In consequence of this cumbersome and undemocratic system of amendment it has been proposed to substitute a more flexible and democratic procedure under which an amendment might be proposed by a simple majority of the two houses of Congress and ratified by a majority of the voters in a majority of the states, provided the latter were a majority of the total vote cast throughout the country.

Some of the American state constitutions are even more difficult of amendment, and in several of them (e.g., Illinois and Indiana), efforts to change them have rarely succeeded.

Opposing Attitudes in respect to the Sanctity of the Constitution :-

The opinions of political writers regarding the attitude which a people should adopt in respect to their constitution-whether it should be treated as something sacred and therefore left to develop only by natural processes, or whether it should be regarded in the light of all human institutions and should be freely altered from time to time so as to bring it into harmony with new and changed conditions, have naturally varied.

The political philosophy of Edmund Burke represented the former view. In his Reflections on the French Revolution he maintained that the constitution is an entailed inheritance, a trust to be administered by those who inherit it, it is therefore sacrilegious to touch it with violent hands as the French architects of ruin had done in the case of their own constitution.

The path of happiness for both men and nations, he said, does not lie through sweeping innovation but in revering and doing justice to the past. So extreme a view of the sanctity of the Constitution finds few supporters to-day, but even in the United States there are some who deplore the modern tendency to regard constitutions in a spirit which they consider as irreverent.

But with the passing of time the view of Jefferson has come more and more to be the political philosophy of the mass of the American people and indeed of the democratic peoples of the world generally.

Constitutions, he said, should not be looked upon with sanctimonious reverence like the ark of the covenant, too sacred to be touched.
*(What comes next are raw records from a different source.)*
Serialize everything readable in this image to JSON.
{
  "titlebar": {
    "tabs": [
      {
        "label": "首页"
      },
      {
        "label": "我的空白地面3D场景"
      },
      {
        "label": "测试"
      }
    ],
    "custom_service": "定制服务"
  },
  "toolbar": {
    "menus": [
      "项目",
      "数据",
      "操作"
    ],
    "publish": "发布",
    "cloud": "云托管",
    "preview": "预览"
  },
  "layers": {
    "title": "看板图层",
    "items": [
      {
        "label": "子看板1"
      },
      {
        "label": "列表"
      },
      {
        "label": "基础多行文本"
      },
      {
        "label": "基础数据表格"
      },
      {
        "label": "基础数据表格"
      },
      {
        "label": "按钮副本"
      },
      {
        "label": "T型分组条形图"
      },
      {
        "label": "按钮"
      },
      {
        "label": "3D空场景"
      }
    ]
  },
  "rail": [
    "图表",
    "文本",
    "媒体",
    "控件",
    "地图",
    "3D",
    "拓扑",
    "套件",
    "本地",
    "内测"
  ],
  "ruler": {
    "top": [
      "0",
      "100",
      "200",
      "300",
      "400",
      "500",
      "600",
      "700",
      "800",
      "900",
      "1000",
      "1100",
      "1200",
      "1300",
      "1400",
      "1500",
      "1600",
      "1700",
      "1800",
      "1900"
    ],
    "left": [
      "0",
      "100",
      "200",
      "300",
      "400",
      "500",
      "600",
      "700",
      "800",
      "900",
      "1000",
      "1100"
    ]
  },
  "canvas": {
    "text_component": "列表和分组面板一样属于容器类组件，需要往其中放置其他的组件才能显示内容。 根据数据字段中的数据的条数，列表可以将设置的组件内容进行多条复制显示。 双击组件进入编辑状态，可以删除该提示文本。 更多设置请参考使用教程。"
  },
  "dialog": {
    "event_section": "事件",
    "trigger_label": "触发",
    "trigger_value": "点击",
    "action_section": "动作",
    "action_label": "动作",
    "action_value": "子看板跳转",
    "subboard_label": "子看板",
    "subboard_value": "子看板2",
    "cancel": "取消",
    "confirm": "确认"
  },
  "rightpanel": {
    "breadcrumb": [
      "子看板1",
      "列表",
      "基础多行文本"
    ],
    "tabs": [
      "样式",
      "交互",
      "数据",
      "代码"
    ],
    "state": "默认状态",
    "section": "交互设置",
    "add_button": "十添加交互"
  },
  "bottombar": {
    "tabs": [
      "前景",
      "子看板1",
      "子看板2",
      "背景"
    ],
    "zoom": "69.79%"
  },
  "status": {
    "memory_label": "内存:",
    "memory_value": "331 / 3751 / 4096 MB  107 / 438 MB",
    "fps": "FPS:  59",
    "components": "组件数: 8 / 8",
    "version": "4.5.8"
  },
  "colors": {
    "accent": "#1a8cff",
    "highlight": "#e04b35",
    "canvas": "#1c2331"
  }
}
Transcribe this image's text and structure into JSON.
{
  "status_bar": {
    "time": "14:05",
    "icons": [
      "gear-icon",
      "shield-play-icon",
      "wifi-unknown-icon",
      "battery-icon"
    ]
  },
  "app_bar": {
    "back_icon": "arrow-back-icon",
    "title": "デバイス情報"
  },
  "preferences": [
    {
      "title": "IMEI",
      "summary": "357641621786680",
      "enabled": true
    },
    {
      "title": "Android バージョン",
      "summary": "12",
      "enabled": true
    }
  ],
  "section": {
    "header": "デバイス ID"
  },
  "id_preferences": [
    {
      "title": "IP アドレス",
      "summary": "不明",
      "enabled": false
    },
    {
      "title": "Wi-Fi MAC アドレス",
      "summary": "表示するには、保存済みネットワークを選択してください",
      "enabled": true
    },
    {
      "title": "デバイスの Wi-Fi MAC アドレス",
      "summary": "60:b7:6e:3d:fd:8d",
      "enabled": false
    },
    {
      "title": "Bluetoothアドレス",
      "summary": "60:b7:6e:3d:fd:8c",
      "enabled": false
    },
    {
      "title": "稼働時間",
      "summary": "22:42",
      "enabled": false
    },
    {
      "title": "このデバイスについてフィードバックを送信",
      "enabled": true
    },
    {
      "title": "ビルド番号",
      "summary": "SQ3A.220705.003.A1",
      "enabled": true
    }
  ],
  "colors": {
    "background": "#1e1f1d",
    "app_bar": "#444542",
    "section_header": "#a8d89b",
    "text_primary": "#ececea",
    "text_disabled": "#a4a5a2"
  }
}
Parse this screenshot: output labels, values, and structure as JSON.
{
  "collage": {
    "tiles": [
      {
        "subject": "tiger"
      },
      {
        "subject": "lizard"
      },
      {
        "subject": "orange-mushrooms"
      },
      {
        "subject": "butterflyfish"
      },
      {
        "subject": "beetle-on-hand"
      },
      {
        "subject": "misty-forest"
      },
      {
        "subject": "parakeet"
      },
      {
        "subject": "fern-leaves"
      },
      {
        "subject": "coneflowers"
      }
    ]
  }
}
The frequency with which old constitutions are revised or replaced by new ones is evidence enough that the philosophy of Jeiferson rather than that of Burke has triumphed.